Before building a split testing plan, it’s also better to conduct thorough research to understand the current performance of the page or element you’re planning to test. Collect all the relevant data using qualitative and quantitative data gathering tools around the test elements.
Observe and formulate hypothesis
Make keen observations around the gathered data and draw user insights to draft a data-backed hypothesis. Use the below-given hypothesis creation formula to write a good, thorough hypothesis. You must also test your hypothesis against various parameters, such as impact, confidence, and ease. Impact means the likeliness of your test to affect your key metrics positively. Confidence means how confident you are about your test’s winnings. Moreover, ease refers to how difficult or easy it will be to implement the hypothesis’s changes and run the test.
After drafting a data-backed hypothesis, create variations. Use VWO Editor to create variations that you wish to test against the original version. A variation is another version of your original or current version with changes that you want to test.
Run the test
Once you’ve locked variations that you want to test, set up the test. Refer to our guide, how to create a test in VWO to quickly understand the process. Once done, kick off the test and wait for the stipulated time for the test to reach statistical significance. Please note that no matter what kind of test you run, let it complete its due course. If you stop the test in between, the chances of getting the wrong results will surely increase.
Result analysis and deployment
This is the step to analyze the results of the test. See if your variations have shown an uplift in the key metrics. In case your variation wins, implement the changes. Meanwhile, if your test loses, use the data to learn about your mistakes and make amendments.

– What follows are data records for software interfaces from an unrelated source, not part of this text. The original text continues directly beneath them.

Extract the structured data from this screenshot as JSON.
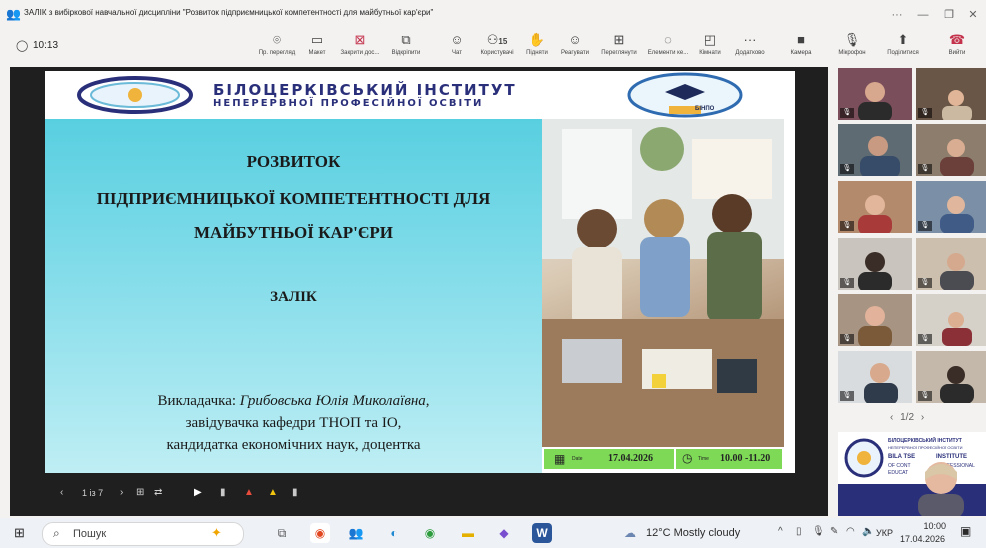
{
  "window": {
    "title": "ЗАЛІК з вибіркової навчальної дисципліни \"Розвиток підприємницької компетентності для майбутньої кар'єри\"",
    "more": "···"
  },
  "meeting": {
    "timer": "10:13"
  },
  "toolbar": {
    "items": [
      {
        "label": "Пр. перегляд",
        "icon": "⌾"
      },
      {
        "label": "Макет",
        "icon": "▭"
      },
      {
        "label": "Закрити дос...",
        "icon": "⊠"
      },
      {
        "label": "Відкріпити",
        "icon": "⧉"
      },
      {
        "label": "Чат",
        "icon": "☺"
      },
      {
        "label": "Користувачі",
        "icon": "⚇",
        "count": "15"
      },
      {
        "label": "Підняти",
        "icon": "✋"
      },
      {
        "label": "Реагувати",
        "icon": "☺"
      },
      {
        "label": "Переглянути",
        "icon": "⊞"
      },
      {
        "label": "Елементи ке...",
        "icon": "◌"
      },
      {
        "label": "Кімнати",
        "icon": "◰"
      },
      {
        "label": "Додатково",
        "icon": "···"
      },
      {
        "label": "Камера",
        "icon": "■"
      },
      {
        "label": "Мікрофон",
        "icon": "🎙"
      },
      {
        "label": "Поділитися",
        "icon": "⬆"
      },
      {
        "label": "Вийти",
        "icon": "☎"
      }
    ]
  },
  "slide": {
    "institute_line1": "БІЛОЦЕРКІВСЬКИЙ ІНСТИТУТ",
    "institute_line2": "НЕПЕРЕРВНОЇ ПРОФЕСІЙНОЇ ОСВІТИ",
    "title1": "РОЗВИТОК",
    "title2": "ПІДПРИЄМНИЦЬКОЇ КОМПЕТЕНТНОСТІ ДЛЯ",
    "title3": "МАЙБУТНЬОЇ КАР'ЄРИ",
    "subtitle": "ЗАЛІК",
    "teacher_label": "Викладачка: ",
    "teacher_name": "Грибовська Юлія Миколаївна",
    "teacher_comma": ",",
    "position1": "завідувачка кафедри ТНОП та ІО,",
    "position2": "кандидатка економічних наук, доцентка",
    "date_label": "Date",
    "date": "17.04.2026",
    "time_label": "Time",
    "time": "10.00 -11.20",
    "logo_banner": "БІНПО"
  },
  "slide_controls": {
    "page": "1 із 7"
  },
  "gallery": {
    "page": "1/2"
  },
  "shared_thumb": {
    "line1": "БІЛОЦЕРКІВСЬКИЙ ІНСТИТУТ",
    "line2": "НЕПЕРЕРВНОЇ ПРОФЕСІЙНОЇ ОСВІТИ",
    "line3": "BILA TSE",
    "line4": "INSTITUTE",
    "line5": "OF CONT",
    "line6": "PROFESSIONAL",
    "line7": "EDUCAT"
  },
  "taskbar": {
    "search": "Пошук",
    "weather": "12°C  Mostly cloudy",
    "lang": "УКР",
    "clock_time": "10:00",
    "clock_date": "17.04.2026"
  },
  "colors": {
    "teal": "#5ecfe0",
    "green": "#7ed957",
    "accent": "#5b5fc7",
    "leave": "#c4314b"
  }
}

How to choose a good split testing tool
When choosing a good testing tool, there are a couple of features and functions that you must consider. Look for an all-inclusive tool that’s intuitive and easy-to-use to develop new test versions and run tests as well. Make sure the tool you select enables you to:
- Gather and analyze qualitative and quantitative data and get in-depth information about how various business metrics are performing
- Run multiple tests in parallel but on isolated audiences to ensure none influences the results of one another
- Requires less technical support and is user-friendly
- Easily create hypotheses and test versions using its in-built tools
- Use multiple widgets for testing and adding popups, banners, or other prompts to generate leads
- Speedily access accurate results to understand whether or not your hypothesis will show positive results
- Quickly deploy tests and map results throughout the testing process
No website owner or experience optimizer should ever rest on their laurels. They must always look for improvements and optimization techniques to ensure their websites and related campaigns perform better and consistently increase business revenue. Split testing is a vital means of making changes based on data rather than assumptions. Leverage it now and in the future.